At the end of a year, I always feel a bit unraveled in my financial life and love the opportunity of a fresh start to check in with everything. I use the list below to address items annually.


1. Check in with your net worth. Login to your Blueleaf (if you are a Capstone client) account to see the balances of your accounts. Don’t forget to add accounts from other institutions (investment, savings, or retirement accounts) to that program so that everything in one place. If you aren’t a Capstone client (yet) there are tons of online tools such as Status Money. Also, consider other assets you have including property or insurance policies. While it feels better to only look at assets, it is important to consider what you owe (liabilities) including your mortgage, car loans, student loans, credit cards, or other. While helping you with this is part of the service we offer you, if you would like to do it yourself and need a template let us know and we will send one along.


Hint: If you track this every year you will notice an improvement if you keep the end in mind. Ideally, your liabilities will decrease and your assets will increase.


2. Take a hard look at your liabilities. How are you doing paying these off? Do you need extra encouragement or help planning an attack? Is paying off your home something that you want to accomplish? Make a plan on how you will address the money you owe.


Hint: Ask for help! There are tons of resources and even friends can act as an accountability tool in keeping on track to pay down debt.

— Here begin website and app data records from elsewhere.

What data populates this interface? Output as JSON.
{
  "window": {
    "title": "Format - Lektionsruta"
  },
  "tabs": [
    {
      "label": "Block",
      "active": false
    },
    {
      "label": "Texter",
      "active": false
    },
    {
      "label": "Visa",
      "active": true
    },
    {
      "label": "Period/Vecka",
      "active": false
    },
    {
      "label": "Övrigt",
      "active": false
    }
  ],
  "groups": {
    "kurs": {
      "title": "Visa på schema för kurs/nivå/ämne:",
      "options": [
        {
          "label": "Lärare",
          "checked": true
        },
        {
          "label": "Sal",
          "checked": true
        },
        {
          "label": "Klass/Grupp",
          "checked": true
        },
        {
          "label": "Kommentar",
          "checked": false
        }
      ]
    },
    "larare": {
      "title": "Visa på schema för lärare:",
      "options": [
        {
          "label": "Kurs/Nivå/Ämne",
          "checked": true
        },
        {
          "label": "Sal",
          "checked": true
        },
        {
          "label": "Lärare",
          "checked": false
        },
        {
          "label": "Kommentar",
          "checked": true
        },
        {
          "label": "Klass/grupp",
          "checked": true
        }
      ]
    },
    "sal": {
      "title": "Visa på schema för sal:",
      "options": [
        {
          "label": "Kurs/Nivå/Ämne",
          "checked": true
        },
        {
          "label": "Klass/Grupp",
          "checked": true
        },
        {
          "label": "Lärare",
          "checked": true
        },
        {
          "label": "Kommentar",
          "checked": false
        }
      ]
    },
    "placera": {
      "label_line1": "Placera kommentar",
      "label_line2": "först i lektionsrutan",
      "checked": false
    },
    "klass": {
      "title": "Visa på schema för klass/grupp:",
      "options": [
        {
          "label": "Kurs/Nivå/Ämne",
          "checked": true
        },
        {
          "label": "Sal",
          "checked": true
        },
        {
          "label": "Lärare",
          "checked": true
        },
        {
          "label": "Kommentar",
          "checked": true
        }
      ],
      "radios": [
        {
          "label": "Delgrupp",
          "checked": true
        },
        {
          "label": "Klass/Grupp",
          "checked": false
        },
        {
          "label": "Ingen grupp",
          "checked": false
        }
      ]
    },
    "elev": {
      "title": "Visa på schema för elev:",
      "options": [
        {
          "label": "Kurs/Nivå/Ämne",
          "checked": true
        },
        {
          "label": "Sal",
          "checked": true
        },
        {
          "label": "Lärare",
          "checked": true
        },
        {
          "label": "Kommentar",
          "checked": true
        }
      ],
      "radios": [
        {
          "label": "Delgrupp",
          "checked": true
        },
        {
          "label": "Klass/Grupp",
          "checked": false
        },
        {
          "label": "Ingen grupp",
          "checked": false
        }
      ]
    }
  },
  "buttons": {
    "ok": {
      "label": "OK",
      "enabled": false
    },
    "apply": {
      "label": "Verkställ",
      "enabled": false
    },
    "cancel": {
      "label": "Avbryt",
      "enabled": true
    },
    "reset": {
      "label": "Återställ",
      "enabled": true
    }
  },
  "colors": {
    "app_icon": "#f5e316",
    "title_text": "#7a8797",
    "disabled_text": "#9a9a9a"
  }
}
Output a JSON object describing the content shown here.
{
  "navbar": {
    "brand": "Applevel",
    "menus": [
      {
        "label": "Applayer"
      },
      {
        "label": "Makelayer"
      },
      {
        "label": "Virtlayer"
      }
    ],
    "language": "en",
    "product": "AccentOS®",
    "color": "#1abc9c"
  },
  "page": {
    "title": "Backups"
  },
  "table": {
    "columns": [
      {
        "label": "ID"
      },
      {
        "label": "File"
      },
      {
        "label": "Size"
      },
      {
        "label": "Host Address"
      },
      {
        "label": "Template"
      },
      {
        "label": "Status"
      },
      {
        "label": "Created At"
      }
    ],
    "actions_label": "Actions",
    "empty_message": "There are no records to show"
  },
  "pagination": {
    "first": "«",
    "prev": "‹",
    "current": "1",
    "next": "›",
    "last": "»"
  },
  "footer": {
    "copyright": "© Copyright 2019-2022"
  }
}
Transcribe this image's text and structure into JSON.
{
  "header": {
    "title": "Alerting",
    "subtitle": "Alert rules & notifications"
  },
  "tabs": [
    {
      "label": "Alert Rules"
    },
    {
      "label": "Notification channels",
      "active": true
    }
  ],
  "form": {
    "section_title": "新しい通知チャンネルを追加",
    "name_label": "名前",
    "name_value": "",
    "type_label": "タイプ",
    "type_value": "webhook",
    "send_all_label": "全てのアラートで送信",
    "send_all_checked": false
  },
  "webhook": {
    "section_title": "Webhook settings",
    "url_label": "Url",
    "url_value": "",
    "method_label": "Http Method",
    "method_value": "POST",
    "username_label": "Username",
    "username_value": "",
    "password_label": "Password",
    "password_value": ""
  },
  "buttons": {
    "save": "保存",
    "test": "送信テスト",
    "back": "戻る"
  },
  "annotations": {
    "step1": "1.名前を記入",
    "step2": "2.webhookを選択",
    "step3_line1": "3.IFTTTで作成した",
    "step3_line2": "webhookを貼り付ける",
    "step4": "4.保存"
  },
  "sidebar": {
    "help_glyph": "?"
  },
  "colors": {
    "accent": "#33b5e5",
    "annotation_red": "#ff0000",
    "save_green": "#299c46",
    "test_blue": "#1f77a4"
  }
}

3. Create a spending plan! I started referring to my family’s budget as a “spending plan.” “Budget” suggests that resources are scarce and limited, thus I am limited. Using the term “spending plan” allows me to view my resources in terms of abundance and I get to determine how I would like to spend the resources I have and make sure that is reflective of my family’s values. I like to create a monthly budget. It requires that my family check-in every month with our goals and progress. It also keeps us “in-check” so we aren’t going bananas with extra spending and helps us plan for expenses we anticipate. I often help clients start this process. I love it! Please let me know if you would like help or a coach in the process. There are plenty of simple templates and online tools to use that I can share.


Hint: Again, ask for help. Different tools stick with different people. Ask around to see what those around you use and give something a try for three months. You can do anything for three months.


4. Get real with saving! Save at least 10% of your income every year. Use this money to establish an emergency fund, pay down debt, or contribute to your retirement plan. If you already have an emergency fund and no debt maximize contributions to retirement accounts such as 401k plans and Roth IRAs. If you can’t afford to maximize your 401k, contribute at least enough to qualify for your employer’s match, if available.


Hint: If you are already contributing to your retirement consider increasing it a percentage. Or, if you qualify, open a Roth. Your future self with love you.


5. Take a look at your insurance coverage so that you have adequate coverage. You might find that you don’t have enough or you are paying for insurance you no longer need.


Hint: Do a comprehensive review when major life changes occur or every three years.


6. Review your estate plan. If you don’t have a will, perhaps it is time? If you do have one, review it and decide if there are any changes that need to be made. Review your beneficiaries on all of your accounts.


Hint: It is worth it to assure your ducks are in order in the event of your death. It is like going to an annual exam at the doctor. Just do it… and then treat yourself to a delicious dinner!